William A. Tedesco¹,² and R. P. Major¹
¹Department of Geology and Geological Engineering, University of Mississippi, 120 Carrier Hall, University, Mississippi 38677–1848
²Present Address: Anadarko Petroleum Corporation, 1201 Lake Robbins Dr., The Woodlands, Texas 77251
Ooids in the Jurassic Smackover Formation of the eastern Gulf of Mexico Basin have tangential, radial, and mixed tangential and radial fabrics. Based on well established petrographic criteria, tangential ooids were originally aragonite, radial ooids were originally magnesian calcite, and mixed tangential and radial ooids were originally bimineralic (aragonite and magnesian calcite).
Ooid grainstones of the Smackover Formation at Womack Hill Field occur at the tops of three upward-shoaling parsequences. Magnesian calcite ooids are dominant in the two lower parasequences, where the depositional environment was likely normal marine. Aragonite ooids are dominant in the uppermost parasequence, which was deposited near the termination of Smackover deposition when the basin was becoming more restricted. The Buckner Anhydrite overlies the Smackover Formation, indicating increased basin restriction.
Primary ooid mineralogy had a direct influence on porosity evolution. Aragonite ooids were commonly leached during diagenesis, resulting in high oomoldic porosity. Interparticle pore space is commonly occluded by cement, resulting in low permeability unless the rock is dolomitized or fractured. Magnesian calcite ooids were neomorphosed to calcite, and present porosity in these rocks is interparticle and solution-enlarged interparticle. These rocks have high porosities and permeabilities except where extensively physically and chemically compacted, which resulted in porosity reduction from 25% to less than 5%. Aragonite cortices in bimineralogic ooids were preferentially leached or dolomitized, which resulted in a minor contribution to porosity (<1%).

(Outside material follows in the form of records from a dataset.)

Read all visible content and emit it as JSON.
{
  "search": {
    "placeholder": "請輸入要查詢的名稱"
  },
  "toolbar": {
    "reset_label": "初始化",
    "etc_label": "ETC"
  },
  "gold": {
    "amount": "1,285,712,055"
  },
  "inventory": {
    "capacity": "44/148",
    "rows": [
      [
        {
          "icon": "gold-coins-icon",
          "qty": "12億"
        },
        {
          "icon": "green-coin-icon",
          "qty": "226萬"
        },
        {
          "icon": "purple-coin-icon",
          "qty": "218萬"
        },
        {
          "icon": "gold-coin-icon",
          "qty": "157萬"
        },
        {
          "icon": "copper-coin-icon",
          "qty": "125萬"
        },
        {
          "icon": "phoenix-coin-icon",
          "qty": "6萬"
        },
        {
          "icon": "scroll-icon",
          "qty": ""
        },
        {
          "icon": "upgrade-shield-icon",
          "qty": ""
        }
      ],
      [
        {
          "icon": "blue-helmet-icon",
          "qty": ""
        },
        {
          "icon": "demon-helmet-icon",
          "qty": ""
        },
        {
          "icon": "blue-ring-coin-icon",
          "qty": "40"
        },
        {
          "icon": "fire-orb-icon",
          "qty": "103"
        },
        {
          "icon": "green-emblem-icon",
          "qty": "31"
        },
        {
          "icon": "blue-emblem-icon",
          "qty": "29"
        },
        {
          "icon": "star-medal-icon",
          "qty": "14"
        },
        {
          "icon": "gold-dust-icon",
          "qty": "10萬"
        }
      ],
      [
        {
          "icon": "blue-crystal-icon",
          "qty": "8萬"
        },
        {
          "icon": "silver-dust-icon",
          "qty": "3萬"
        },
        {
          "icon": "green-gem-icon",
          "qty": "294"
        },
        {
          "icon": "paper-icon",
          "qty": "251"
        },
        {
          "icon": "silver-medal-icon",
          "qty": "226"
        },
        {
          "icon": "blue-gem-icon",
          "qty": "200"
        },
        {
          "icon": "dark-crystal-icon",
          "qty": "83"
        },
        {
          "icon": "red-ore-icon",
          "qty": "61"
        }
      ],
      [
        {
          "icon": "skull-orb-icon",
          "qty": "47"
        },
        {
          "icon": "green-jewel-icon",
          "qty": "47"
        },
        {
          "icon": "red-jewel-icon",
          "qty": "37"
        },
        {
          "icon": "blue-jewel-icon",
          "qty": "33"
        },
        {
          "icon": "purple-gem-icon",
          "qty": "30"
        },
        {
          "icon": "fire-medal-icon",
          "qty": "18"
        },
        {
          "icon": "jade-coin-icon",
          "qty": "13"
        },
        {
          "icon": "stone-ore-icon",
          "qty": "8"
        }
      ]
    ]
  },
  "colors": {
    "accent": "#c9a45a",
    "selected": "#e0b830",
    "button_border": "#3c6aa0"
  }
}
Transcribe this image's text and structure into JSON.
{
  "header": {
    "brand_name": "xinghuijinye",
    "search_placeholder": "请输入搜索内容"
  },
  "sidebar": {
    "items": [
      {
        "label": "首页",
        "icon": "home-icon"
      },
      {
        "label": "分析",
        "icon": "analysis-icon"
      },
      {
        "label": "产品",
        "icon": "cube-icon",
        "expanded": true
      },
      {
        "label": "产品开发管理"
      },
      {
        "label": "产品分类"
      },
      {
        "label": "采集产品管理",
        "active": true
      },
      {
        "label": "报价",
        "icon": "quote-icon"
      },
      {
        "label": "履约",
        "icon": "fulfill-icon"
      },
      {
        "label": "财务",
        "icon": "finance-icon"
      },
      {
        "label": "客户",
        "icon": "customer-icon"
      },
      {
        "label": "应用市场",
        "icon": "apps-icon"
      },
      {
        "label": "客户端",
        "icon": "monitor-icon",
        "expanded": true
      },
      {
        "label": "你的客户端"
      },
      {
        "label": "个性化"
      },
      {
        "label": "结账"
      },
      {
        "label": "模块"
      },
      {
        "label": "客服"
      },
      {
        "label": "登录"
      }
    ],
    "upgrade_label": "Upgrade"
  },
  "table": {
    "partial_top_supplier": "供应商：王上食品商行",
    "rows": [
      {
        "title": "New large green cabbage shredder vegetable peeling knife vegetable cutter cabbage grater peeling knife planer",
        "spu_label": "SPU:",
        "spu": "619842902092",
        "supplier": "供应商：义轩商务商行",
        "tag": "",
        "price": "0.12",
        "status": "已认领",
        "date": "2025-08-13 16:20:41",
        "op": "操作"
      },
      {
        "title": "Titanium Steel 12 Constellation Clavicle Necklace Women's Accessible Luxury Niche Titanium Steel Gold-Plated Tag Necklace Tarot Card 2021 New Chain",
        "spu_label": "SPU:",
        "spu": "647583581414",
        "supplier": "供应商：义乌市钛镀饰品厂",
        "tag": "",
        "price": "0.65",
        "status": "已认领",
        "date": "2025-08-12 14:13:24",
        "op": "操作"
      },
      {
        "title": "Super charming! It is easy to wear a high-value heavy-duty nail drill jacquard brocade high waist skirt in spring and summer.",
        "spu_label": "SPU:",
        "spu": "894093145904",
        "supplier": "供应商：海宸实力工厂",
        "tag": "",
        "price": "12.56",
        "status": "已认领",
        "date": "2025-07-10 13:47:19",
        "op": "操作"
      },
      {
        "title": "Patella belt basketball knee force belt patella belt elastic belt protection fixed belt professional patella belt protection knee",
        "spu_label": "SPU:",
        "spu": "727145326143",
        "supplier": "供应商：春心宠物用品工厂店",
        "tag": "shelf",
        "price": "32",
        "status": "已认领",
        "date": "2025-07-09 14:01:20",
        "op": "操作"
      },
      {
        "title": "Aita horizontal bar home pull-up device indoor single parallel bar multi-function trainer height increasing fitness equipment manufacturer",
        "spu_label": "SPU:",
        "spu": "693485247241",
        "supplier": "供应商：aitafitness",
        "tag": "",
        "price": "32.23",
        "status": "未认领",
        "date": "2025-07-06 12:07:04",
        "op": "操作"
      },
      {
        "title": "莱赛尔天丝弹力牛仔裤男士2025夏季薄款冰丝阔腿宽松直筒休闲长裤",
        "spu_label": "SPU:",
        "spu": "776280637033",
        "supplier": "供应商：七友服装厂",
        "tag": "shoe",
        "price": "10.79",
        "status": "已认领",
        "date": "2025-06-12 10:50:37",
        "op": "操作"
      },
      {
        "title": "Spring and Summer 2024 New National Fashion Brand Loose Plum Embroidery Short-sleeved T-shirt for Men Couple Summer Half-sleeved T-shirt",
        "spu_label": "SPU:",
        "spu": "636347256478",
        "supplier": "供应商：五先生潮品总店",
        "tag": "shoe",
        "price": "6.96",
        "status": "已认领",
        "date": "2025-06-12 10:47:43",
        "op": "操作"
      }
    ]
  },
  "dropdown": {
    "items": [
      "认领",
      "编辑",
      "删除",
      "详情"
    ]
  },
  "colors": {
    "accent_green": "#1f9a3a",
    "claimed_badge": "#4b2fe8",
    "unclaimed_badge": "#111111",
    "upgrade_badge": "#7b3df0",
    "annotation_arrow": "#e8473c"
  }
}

AAPG Search and Discovery Article #90158©2012 GCAGS and GC-SEPM 6nd Annual Convention, Austin, Texas, 21-24 October 2012